2. The computer came in Spanish. I managed to get around just fine at first (I’m not terrible at reading Spanish), but still…when the control panel and everything else on the computer is not in English when you’re having trouble…it starts to bug. Surprise, Surprise…You cannot easily change a language on a Windows operating system! My computer came with Windows Basic, which meant that I had to upgrade to Windows Ultimate ($200) to be able to download a language pack and upgrade it to English. To upgrade to Windows Ultimate to change the language, I had to do a clean install, which meant I had to wipe the ENTIRE computer clean. Assuming that the computer was brand new and I had nothing to lose, I did this clean install without doing any kind of a backup. Silly me…I didn’t take into consideration that it wiped out all of the pre-installed programs and drivers. Just getting the computer to connect to the internet again was a huge chore! Ahhh!!!
3. The reasons go a lot deeper than point #1 and #2, but like childbirth I have already forgotten all the pain, and can no longer remember all the problems I had to resolve. I know it included about 5 hours on the phone with US tech support, who couldn’t help me fully, because my computer is a Latin American model. I then called the Mexican HP support number, but somehow instead dialed the equivalent of 911, without even knowing it. Here I was trying to tell the guy about my computer problem, and he’s asking me “Is this an emergency?” “Well, no, not really.” “M’am, this number is for emergencies.” “For computer emergencies?” Umm…we got that straightened out very fast, and I felt a bit sheepish.

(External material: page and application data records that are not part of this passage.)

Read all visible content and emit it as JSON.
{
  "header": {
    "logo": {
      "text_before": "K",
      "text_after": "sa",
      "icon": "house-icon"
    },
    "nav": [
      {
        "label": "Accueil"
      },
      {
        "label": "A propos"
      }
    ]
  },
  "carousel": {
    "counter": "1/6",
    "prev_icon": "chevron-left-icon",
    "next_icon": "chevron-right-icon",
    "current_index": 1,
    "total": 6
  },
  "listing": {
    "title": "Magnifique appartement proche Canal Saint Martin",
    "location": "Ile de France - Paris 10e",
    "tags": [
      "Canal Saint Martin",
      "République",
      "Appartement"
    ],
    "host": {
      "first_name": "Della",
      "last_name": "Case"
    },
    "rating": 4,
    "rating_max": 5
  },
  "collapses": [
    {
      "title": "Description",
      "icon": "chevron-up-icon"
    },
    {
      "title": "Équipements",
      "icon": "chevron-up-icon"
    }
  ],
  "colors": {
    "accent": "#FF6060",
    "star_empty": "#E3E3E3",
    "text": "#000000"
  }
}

So, my advice to you?
Don’t buy a foreign computer unless you absolutely have to.
Or if you buy one, accept that whatever quirks it has are yours to keep…they are probably not worth the pain (and money) to fix!
It would have been cheaper to purchase a laptop in the states (those import taxes kill you on electronics), not to mention I wouldn’t have had to pay an extra $200 to upgrade the operating system to get it into English. Also, my keyboard would have already been in English, so I wouldn’t have to consider whether was/is worth it to me to spend an additional $100 to get an English keyboard. If I had been able to wait another month and a half to get a new computer (not too likely, considering the other laptop was literally just limping along-only sometimes able to connect to the internet), I would have ordered one and had family deliver it when they visited in January. The other option would have been purchasing the laptop in the US, and shipping it to Mexico, which would have resulted in a huge important duty/tax. I also learned that I perhaps could have called the HP office in Mexico and had them build the custom computer for me, and shipped it to me (perhaps even with English?) within Mexico.